“The Tontine Coffee House was filled with underwriters, brokers, merchants, traders, and politicians; selling, purchasing, trafficking, or insuring; some reading, others eagerly inquiring the news,” read British visitor John Lambert’s account of the place in 1807. “The steps and balcony of the coffee-house were crowded with people bidding, or listening to the several auctioneers, who had elevated themselves upon a hogshead of sugar, a puncheon of rum, or a bale of cotton; and with Stentorian voices were exclaiming, ‘Once, twice. Once, twice… and everything was in motion; all was life, bustle and activity.”

Over the years trading laws kept shifting, the market grew richer from various fees paid to it, and “Wall Street’s” international reputation and hold on vast amounts of capital reached levels where it became the place our own and other governments had to turn when economies failed. The actual exchange moved around, eventually settling in its home of the last 151 years on Broad Street, just off Wall itself.

End of story? Not quite. The Federal Reserve System was set up in 1913 with the intention of saving the nation from depending on Wall Street bailouts (mostly from J.P. Morgan and friends) during the frequent busts and panics of the era . In 1920, a horse-drawn cart carrying 100 pounds of dynamite and 500 pounds of iron weights blew up on the street and killed and wounded hundred of people. No one was ever caught, although everyone blamed anti-capitalist anarchists.
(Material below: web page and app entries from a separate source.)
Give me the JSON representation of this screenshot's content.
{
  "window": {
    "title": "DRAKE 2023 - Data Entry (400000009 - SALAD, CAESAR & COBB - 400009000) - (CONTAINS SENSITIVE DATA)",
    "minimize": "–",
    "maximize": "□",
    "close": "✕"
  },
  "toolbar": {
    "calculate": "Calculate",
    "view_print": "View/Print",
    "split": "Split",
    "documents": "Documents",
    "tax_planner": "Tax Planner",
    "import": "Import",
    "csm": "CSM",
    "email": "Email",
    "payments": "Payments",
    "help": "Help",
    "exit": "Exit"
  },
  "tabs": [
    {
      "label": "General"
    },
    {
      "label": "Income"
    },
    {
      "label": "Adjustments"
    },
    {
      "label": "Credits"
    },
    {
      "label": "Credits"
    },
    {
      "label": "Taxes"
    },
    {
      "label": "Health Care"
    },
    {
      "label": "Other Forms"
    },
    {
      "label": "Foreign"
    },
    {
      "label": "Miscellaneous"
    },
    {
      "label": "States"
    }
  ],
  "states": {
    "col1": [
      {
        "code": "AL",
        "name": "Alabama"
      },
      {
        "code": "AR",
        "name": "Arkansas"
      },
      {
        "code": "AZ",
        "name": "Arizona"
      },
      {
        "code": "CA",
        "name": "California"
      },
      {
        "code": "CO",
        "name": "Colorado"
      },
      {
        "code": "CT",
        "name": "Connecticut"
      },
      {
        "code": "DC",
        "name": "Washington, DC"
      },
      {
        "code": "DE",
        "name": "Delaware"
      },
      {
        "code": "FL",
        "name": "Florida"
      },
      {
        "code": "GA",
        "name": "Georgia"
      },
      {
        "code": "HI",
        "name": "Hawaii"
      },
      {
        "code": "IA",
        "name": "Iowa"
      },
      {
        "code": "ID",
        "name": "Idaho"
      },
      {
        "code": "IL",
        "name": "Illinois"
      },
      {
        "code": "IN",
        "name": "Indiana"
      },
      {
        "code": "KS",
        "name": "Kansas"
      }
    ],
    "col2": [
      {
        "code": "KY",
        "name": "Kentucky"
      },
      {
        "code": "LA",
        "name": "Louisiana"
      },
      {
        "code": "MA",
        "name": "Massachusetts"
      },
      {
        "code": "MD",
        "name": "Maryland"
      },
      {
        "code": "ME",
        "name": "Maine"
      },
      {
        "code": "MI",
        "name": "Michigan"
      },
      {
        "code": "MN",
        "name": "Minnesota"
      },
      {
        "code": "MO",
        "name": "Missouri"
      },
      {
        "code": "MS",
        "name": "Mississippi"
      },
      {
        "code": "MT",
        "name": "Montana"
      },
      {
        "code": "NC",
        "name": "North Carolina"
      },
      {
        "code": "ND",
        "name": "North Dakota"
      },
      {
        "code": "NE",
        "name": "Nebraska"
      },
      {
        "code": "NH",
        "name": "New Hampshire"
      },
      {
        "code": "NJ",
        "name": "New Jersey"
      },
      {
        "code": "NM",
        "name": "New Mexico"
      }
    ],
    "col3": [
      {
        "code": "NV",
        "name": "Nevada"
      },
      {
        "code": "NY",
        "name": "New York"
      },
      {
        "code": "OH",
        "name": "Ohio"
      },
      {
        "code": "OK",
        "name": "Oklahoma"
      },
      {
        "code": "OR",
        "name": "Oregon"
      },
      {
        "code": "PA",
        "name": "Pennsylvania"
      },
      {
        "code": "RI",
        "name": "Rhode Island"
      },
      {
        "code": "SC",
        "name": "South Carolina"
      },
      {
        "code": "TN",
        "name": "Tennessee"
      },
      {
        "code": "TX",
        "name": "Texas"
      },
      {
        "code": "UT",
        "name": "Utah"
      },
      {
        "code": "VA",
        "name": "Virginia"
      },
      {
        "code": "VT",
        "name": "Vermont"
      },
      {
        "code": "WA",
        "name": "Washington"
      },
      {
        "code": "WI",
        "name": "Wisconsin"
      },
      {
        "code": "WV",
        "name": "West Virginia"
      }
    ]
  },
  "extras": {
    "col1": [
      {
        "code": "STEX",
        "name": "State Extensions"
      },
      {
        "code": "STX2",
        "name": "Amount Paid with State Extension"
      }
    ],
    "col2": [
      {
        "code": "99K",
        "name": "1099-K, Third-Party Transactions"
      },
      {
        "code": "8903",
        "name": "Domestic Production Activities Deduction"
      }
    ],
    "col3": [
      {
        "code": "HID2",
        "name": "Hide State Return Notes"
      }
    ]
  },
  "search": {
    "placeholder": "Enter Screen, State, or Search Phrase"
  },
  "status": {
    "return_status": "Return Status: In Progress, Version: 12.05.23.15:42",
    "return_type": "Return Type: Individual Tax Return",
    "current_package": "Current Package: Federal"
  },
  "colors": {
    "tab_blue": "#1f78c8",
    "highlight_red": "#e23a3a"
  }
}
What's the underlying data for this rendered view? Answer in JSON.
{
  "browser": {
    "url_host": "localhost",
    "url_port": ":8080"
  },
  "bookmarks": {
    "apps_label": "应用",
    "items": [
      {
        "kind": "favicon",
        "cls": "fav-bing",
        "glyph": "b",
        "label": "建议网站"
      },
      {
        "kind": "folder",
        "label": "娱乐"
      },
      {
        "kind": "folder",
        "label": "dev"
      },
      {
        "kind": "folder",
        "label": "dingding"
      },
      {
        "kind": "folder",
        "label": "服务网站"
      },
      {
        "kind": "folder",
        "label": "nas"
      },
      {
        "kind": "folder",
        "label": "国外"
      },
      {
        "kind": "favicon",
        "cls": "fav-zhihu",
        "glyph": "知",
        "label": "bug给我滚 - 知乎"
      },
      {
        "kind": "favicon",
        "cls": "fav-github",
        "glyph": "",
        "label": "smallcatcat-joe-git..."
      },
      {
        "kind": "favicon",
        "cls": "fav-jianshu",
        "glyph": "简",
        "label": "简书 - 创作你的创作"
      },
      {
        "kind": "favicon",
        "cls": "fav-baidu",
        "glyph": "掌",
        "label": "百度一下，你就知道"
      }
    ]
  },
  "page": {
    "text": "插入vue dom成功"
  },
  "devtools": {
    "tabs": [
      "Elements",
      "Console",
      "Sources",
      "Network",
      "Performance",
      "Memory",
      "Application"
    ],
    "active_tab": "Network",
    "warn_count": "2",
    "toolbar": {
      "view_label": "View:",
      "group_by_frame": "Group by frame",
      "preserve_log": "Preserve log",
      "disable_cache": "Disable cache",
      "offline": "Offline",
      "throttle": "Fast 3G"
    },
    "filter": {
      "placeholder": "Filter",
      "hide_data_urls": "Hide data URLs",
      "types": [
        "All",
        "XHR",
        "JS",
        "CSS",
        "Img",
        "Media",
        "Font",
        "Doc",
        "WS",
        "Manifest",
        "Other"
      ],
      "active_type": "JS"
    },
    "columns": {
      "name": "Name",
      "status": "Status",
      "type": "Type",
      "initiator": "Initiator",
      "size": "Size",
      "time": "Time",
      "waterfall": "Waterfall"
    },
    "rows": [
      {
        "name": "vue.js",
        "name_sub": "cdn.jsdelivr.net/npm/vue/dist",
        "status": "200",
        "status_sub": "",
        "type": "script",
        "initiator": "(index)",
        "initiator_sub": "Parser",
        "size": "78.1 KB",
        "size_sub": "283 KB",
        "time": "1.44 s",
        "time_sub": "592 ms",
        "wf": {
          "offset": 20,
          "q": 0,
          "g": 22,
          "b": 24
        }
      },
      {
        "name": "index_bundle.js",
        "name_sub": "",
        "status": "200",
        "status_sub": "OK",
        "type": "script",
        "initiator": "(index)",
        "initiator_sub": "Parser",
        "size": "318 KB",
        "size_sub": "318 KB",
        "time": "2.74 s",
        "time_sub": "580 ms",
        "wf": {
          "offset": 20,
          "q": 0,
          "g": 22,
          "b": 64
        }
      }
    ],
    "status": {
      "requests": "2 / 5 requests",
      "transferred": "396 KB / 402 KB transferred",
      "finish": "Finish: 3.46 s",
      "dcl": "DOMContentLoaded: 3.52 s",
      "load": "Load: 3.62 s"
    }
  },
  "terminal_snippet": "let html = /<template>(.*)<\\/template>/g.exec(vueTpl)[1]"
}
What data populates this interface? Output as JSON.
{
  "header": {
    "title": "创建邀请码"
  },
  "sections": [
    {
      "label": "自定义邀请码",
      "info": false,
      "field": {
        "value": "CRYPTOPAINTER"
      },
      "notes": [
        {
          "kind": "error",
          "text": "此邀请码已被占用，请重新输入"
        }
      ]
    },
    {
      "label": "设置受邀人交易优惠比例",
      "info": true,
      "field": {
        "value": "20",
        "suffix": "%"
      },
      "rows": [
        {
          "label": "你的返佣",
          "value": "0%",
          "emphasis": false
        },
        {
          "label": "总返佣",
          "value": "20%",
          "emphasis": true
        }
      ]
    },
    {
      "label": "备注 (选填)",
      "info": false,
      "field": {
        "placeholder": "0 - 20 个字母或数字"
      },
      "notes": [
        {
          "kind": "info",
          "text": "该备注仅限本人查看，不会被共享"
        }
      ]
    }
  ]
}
October, 1929 saw the “crash” that began what would become the Great Depression. In 1934, the exchange was registered as a national securities exchange with the new U.S. Securities and Exchange Commission, designed to keep such economic disasters from happening again.

In 1971 the NYSE became a non-profit. That same year the NASDAQ (National Association of Securities Dealers Automated Quotations) came into being as the first electronic “market,” with  its official home on Times Square but its effects virtual, especially since joining forces with the London Stock Exchange.

These days, the NYSE is still big boy on the block, representing more wealth than NASDAQ and the major exchanges in London, Paris, Amsterdam, Tokyo, Shanghai and several other sites combined.

After the crash of 1987, trading “curbs” were set; following the 2008 crash, everything went totally electronic.

Of course, there was also Occupy Wall Street, which like the exchange was never really ON the street itself, except for some of the lobby meetings of organizers. Remember Zuccotti Park? But that’s another story.